Your task:
Go through the data and copy every line in which "version" appears.

Dataset entries:
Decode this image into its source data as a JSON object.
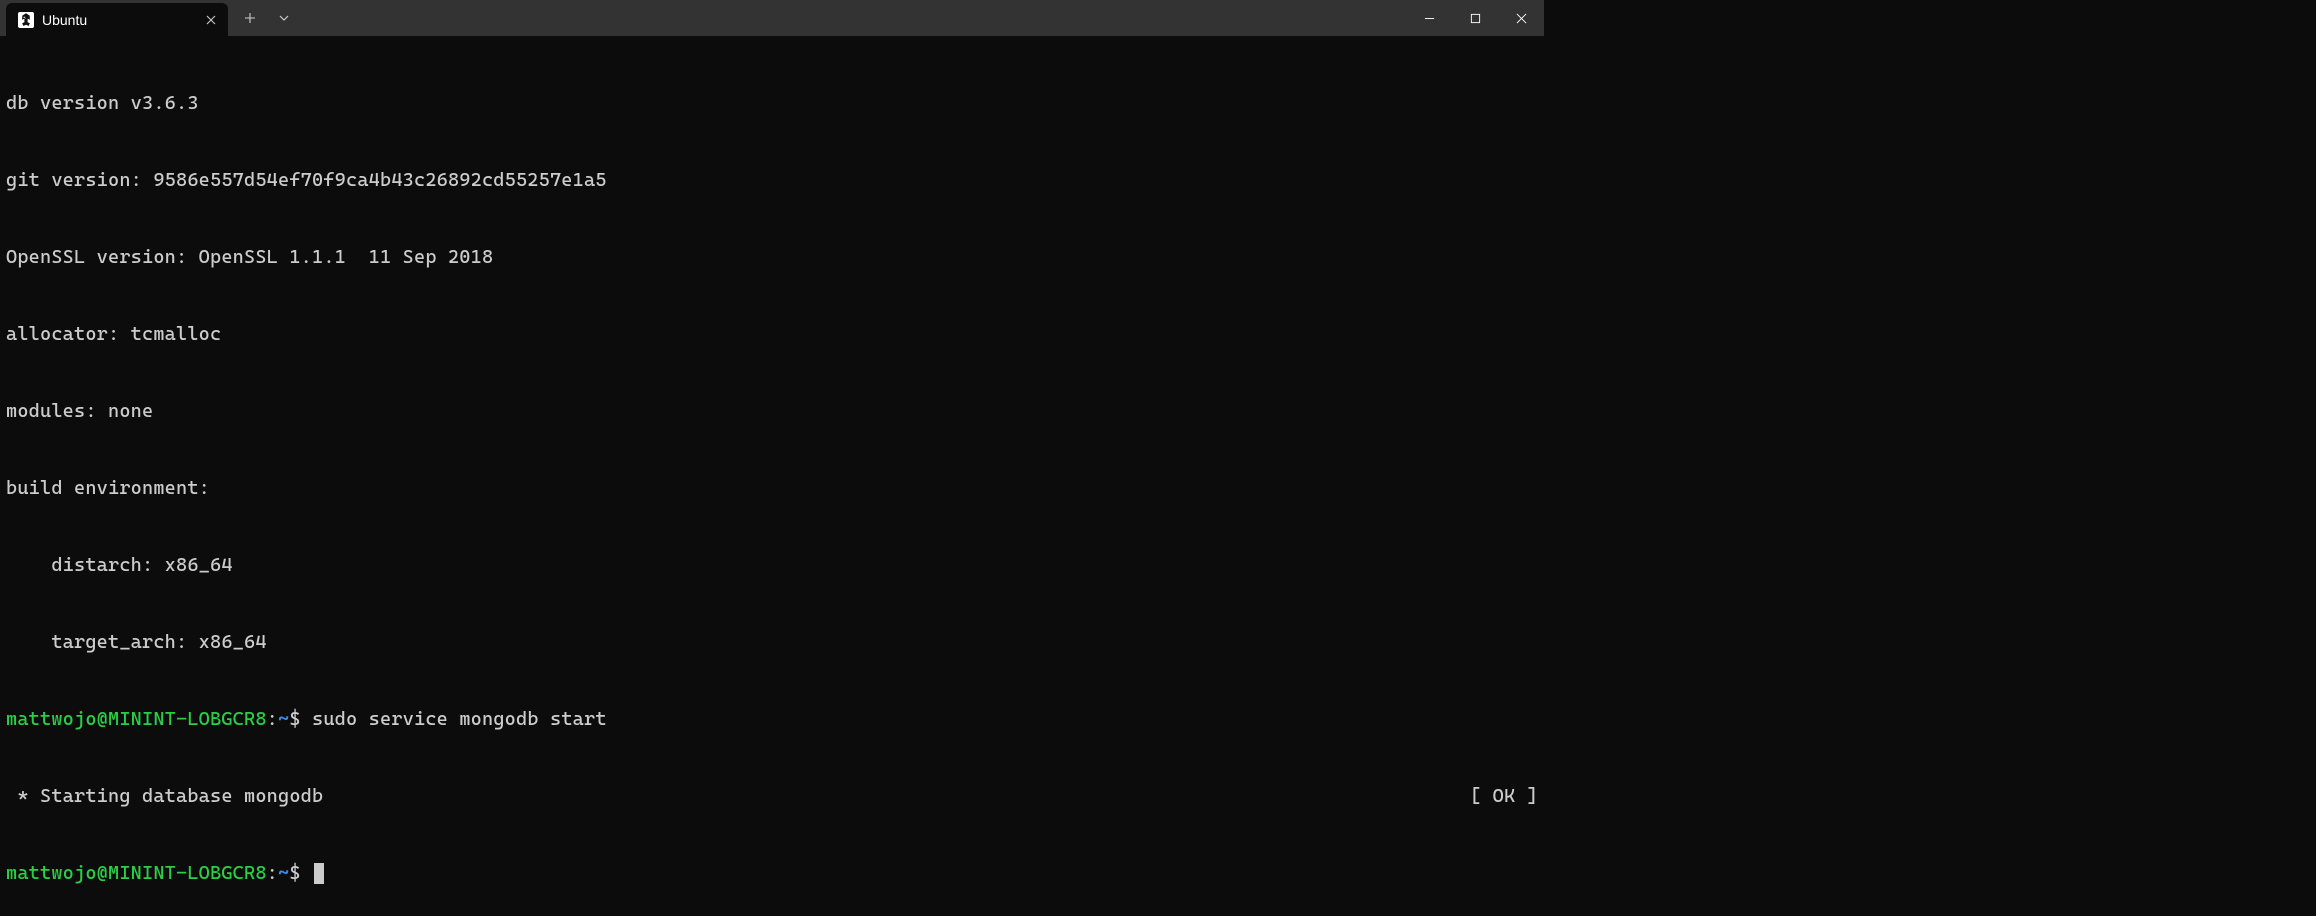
{
  "tab": {
    "title": "Ubuntu"
  },
  "output": {
    "l0": "db version v3.6.3",
    "l1": "git version: 9586e557d54ef70f9ca4b43c26892cd55257e1a5",
    "l2": "OpenSSL version: OpenSSL 1.1.1  11 Sep 2018",
    "l3": "allocator: tcmalloc",
    "l4": "modules: none",
    "l5": "build environment:",
    "l6": "    distarch: x86_64",
    "l7": "    target_arch: x86_64"
  },
  "prompt1": {
    "userhost": "mattwojo@MININT-LOBGCR8",
    "colon": ":",
    "path": "~",
    "dollar": "$ ",
    "command": "sudo service mongodb start"
  },
  "service": {
    "msg": " * Starting database mongodb",
    "status": "[ OK ]"
  },
  "prompt2": {
    "userhost": "mattwojo@MININT-LOBGCR8",
    "colon": ":",
    "path": "~",
    "dollar": "$ "
  }
}
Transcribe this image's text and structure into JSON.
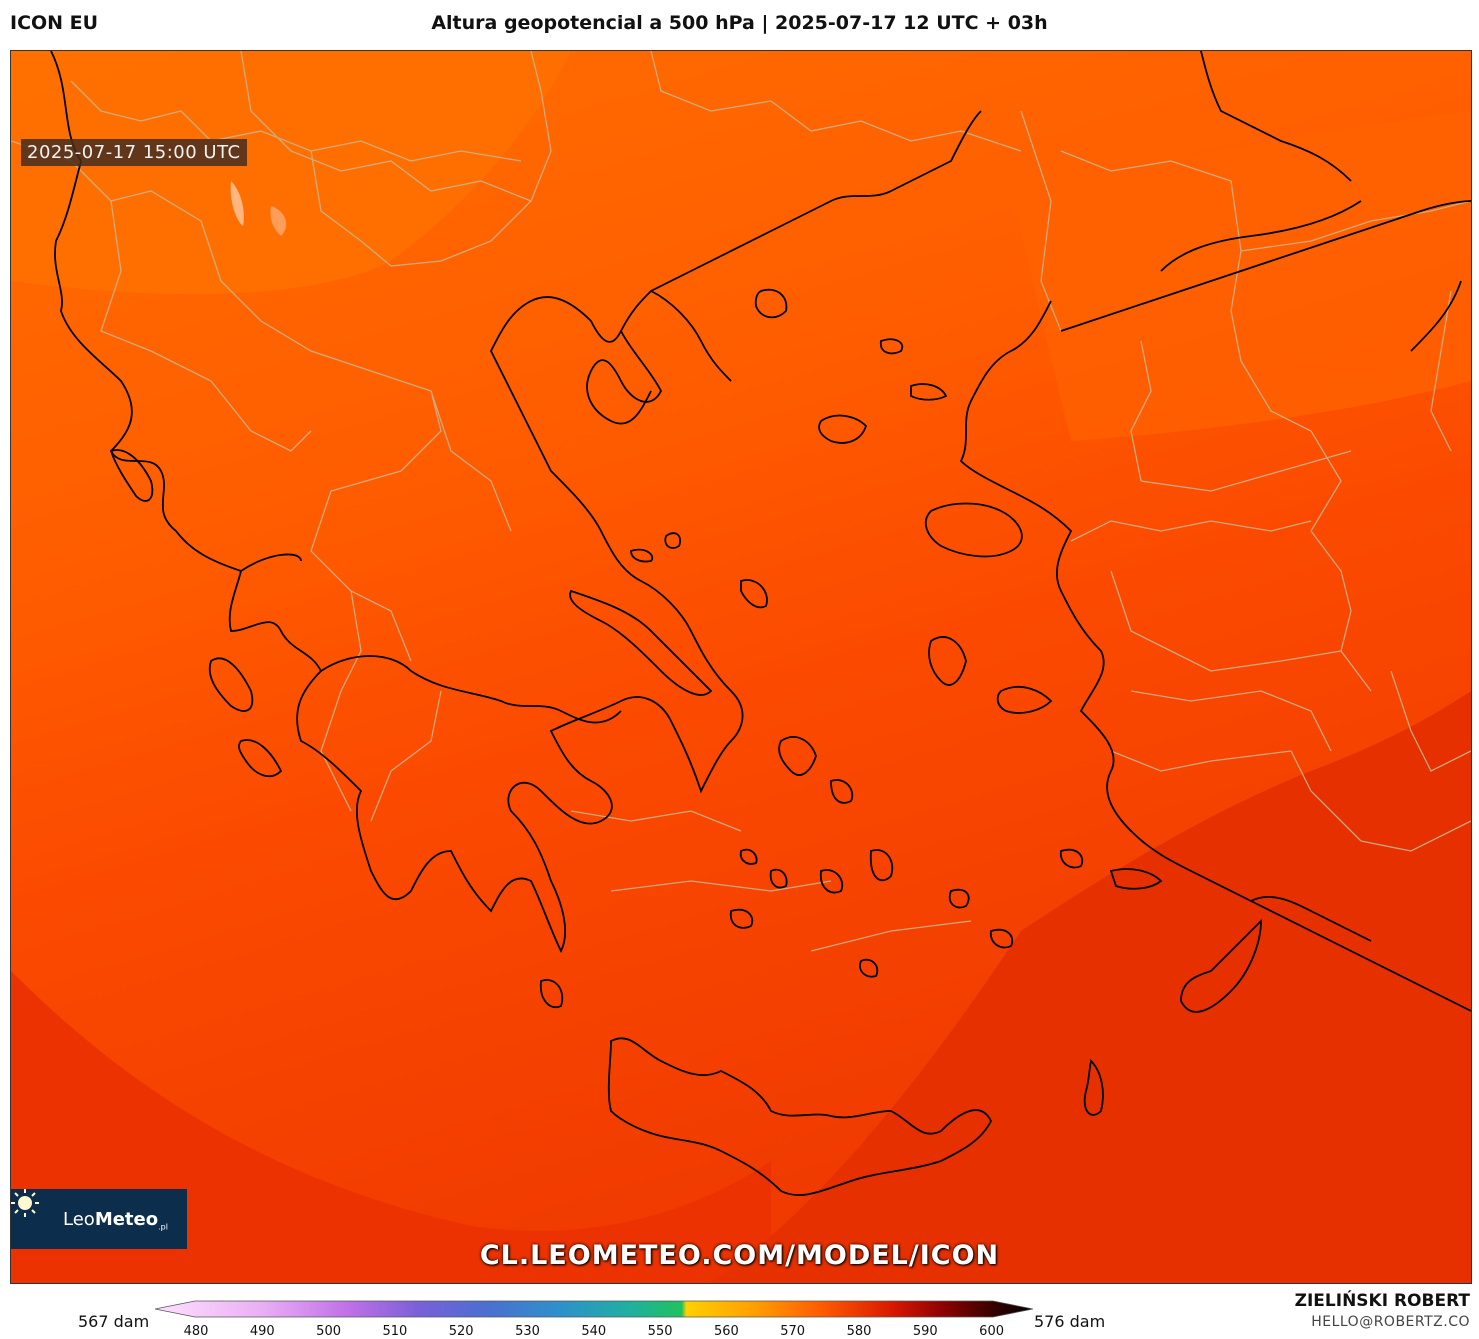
{
  "header": {
    "model": "ICON EU",
    "title": "Altura geopotencial a 500 hPa | 2025-07-17 12 UTC + 03h"
  },
  "map": {
    "valid_time": "2025-07-17 15:00 UTC",
    "region": "Greece / Aegean Sea",
    "field_colors": {
      "north": "#ff6a00",
      "middle": "#ff5500",
      "south": "#f24000",
      "southeast": "#e82e00",
      "coast_lines": "#000000",
      "borders": "#c8b08a"
    },
    "watermark_url": "CL.LEOMETEO.COM/MODEL/ICON"
  },
  "logo": {
    "brand_light": "Leo",
    "brand_bold": "Meteo",
    "suffix": ".pl"
  },
  "legend": {
    "min_label": "567 dam",
    "max_label": "576 dam",
    "ticks": [
      "480",
      "490",
      "500",
      "510",
      "520",
      "530",
      "540",
      "550",
      "560",
      "570",
      "580",
      "590",
      "600"
    ],
    "stops": [
      "#ffd6ff",
      "#e7a6f0",
      "#c472e6",
      "#8a5ad8",
      "#4a6ad0",
      "#2f8ad0",
      "#1fa7b0",
      "#22c277",
      "#ffd700",
      "#ff9d00",
      "#ff5a00",
      "#e32000",
      "#a00000",
      "#500000",
      "#000000"
    ]
  },
  "footer": {
    "author": "ZIELIŃSKI ROBERT",
    "email": "HELLO@ROBERTZ.CO"
  }
}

Task result:
    "l0": "db version v3.6.3",
    "l1": "git version: 9586e557d54ef70f9ca4b43c26892cd55257e1a5",
    "l2": "OpenSSL version: OpenSSL 1.1.1  11 Sep 2018",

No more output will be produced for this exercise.